We remember eighth-century bishop Boniface by reading a biographical devotion about him from The Church of the Middle Ages.
The best known and most successful Anglo-Saxon missionary was Winfrid of Nursling, later known as Boniface, who for 30 years consolidated the existing churches and pushed the frontiers of Christianity north to Scandinavia. He was born in Wessex about 680, and from age five was reared in English monasteries. In 716 he went to Frisia to assist Willibrord for a short time. He worked closely with the popes, maintaining a regular and detailed correspondence with Rome. In 722 he was consecrated bishop and in 732 archbishop, having as his sphere of operation that part of Germany east of the Rhine and north of the Danube. Pope Gregory II had outlined Boniface’s mission in a letter dated 719. . . .
Five years later Boniface received a letter from the bishop of Winchester advising him on the proper approach to the pagans, “to show how . . . you may overcome with the least possible resistance this barbarous people.” The bishop warned against arguing with the pagans about their gods, as this would merely antagonize them. Rather, the missionary should frequently remind them of the works of the Christian God, the universality of the faith, and the omnipotence of the Creator. . . .

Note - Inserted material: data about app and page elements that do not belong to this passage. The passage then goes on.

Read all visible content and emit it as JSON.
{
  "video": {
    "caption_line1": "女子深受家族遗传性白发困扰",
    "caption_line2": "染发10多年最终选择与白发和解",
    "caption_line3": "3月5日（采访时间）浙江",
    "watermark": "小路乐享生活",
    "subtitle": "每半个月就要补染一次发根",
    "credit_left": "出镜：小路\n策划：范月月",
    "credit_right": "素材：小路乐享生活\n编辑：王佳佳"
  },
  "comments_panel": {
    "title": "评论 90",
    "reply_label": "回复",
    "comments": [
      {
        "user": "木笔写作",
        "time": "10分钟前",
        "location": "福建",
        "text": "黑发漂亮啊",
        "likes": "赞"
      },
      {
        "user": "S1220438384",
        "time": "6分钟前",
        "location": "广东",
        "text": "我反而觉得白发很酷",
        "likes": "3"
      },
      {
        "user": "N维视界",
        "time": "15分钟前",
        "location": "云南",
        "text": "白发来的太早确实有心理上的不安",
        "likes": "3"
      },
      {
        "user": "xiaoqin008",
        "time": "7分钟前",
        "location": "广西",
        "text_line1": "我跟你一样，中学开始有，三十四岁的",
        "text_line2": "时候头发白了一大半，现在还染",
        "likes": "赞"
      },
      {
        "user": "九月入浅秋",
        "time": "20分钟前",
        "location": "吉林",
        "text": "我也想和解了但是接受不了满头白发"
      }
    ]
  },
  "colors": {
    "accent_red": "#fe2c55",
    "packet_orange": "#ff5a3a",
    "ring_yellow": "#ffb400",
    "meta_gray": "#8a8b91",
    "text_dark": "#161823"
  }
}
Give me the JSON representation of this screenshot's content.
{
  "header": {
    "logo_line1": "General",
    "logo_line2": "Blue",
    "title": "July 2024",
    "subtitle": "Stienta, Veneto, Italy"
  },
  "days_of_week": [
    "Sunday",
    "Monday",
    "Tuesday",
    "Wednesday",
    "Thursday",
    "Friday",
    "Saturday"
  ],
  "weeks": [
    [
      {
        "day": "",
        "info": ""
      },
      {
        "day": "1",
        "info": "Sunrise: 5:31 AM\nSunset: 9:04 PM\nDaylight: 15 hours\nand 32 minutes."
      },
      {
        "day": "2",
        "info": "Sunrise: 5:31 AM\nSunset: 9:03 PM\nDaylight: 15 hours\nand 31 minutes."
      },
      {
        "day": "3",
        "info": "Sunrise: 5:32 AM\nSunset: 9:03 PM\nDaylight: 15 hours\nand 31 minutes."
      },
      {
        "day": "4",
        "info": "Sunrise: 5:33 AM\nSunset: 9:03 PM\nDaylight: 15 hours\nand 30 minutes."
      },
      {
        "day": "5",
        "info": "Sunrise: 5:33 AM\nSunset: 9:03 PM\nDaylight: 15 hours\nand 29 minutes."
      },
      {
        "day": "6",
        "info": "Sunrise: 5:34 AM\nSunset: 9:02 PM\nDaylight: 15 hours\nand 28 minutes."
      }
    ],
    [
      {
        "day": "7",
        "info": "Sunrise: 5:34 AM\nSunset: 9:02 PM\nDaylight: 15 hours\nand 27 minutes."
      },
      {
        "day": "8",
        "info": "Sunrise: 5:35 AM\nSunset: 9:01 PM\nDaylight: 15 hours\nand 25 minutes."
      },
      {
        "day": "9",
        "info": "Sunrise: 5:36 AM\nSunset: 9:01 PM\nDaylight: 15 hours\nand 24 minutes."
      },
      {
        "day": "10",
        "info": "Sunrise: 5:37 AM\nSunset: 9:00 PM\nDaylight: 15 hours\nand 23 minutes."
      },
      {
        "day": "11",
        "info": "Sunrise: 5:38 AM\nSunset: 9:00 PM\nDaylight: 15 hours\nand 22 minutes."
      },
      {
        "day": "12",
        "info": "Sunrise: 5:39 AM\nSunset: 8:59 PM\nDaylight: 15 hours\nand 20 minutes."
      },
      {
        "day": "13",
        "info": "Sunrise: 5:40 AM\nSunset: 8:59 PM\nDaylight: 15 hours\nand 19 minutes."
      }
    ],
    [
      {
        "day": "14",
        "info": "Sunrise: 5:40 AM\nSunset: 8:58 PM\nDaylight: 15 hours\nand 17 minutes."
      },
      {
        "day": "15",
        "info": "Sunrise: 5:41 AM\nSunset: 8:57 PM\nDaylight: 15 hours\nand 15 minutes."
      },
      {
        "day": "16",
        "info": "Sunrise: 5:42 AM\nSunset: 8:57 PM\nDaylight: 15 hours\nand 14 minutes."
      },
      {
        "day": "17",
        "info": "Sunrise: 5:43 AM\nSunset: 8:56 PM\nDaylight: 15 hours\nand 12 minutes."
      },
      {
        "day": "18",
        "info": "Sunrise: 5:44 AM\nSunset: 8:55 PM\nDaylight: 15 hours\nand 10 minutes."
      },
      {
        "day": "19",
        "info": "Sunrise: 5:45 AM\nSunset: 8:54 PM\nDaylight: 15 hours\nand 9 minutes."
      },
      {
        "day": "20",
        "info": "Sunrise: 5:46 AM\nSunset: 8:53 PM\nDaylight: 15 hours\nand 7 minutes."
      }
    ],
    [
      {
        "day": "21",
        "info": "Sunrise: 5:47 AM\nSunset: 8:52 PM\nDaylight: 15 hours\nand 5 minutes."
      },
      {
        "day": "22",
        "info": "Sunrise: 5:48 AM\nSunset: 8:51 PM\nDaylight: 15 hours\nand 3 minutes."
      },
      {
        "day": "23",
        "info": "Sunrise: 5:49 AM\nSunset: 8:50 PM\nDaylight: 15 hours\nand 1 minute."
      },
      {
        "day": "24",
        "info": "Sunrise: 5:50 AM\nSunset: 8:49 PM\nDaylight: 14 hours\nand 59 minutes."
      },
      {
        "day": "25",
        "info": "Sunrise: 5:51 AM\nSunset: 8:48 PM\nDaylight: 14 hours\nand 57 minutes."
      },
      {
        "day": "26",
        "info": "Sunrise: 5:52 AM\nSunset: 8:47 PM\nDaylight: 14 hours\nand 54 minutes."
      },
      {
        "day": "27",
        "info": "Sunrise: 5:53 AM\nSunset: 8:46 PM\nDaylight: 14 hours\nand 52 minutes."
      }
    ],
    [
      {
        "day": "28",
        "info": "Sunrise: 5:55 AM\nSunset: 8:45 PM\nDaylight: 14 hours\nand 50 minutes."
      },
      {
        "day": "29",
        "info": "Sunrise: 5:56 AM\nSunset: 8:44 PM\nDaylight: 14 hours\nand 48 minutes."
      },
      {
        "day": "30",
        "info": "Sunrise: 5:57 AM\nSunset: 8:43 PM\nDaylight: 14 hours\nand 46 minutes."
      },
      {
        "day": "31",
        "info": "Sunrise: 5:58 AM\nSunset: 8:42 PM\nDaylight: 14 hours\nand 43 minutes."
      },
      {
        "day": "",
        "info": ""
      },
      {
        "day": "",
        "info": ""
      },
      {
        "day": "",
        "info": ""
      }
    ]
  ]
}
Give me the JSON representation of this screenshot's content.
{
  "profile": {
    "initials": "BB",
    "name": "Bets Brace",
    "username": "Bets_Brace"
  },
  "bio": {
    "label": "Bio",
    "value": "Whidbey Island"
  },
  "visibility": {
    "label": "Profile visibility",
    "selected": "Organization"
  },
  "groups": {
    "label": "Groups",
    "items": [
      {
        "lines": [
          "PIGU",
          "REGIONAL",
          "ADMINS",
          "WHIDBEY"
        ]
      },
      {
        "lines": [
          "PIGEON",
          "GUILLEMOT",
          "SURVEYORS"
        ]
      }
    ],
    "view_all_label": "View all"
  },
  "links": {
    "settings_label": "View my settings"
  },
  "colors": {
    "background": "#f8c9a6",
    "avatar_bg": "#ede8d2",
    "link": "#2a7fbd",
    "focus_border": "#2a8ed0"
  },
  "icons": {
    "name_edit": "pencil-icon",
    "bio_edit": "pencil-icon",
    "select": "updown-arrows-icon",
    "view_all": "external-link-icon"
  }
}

Like other Anglo-Saxons before him, Boniface was supported by the Carolingian rulers who tended to identify Christian baptism with acknowledgement of Frankish control. For several years Boniface travelled under the safe conduct of Charles Martel. It was this identification of Christianity with a political system which caused the faith to be resisted in some quarters.
Boniface used monks as his missionaries, though he began the practice of using women evangelists as well, and he established more than 60 monastic houses in Germany. The most famous of these was at Fulda, established in 743 as the motherhouse of Germany, where Boniface’s tomb remains to this day. In 747 he established an archepiscopal see at Mainz, which became the center of German Christianity. After 741 he undertook a thorough reform of the Franco-German church by holding a series of five councils in which laymen participated alongside bishops. In 751 he anointed Pepin the Short, father of Charlemagne, as king of the Franks, thus inaugurating the long line of Carolingian kings who would dominate European affairs for two centuries. Already in his mid-70s, he decided to return to Frisia to continue evangelism there. While waiting for some converts to arrive to receive confirmation, he was set upon by some pagans and murdered, thus sealing his lifelong labors with “red martyrdom.”
Devotional reading is from The Church of the Middle Ages, pages 24–26 © 1970 Concordia Publishing House. All rights reserved.
Holy triune God, Father, Son, and Holy Spirit, I confess that I am unworthy of Your grace and the privilege of worship. Forgive my lukewarmness and my neglect. Help me to love You more and to worship You with a believing and thankful heart. Make me diligent in hearing and in studying Your Word. Bless Christian pastors and teachers everywhere, and open the hearts of all people to the message of Your Word. Make me a willing worker in Your kingdom, and show me how I can participate in Your work. Help me to proclaim Your wonderful love that more and more people may come to repentance and faith and to eternal life. Hear me, Lord, for the sake of Jesus Christ, my Savior. Amen.
Prayer is from Living for Christ, pages 76–77 © 1952, 1973 Concordia Publishing House. All rights reserved.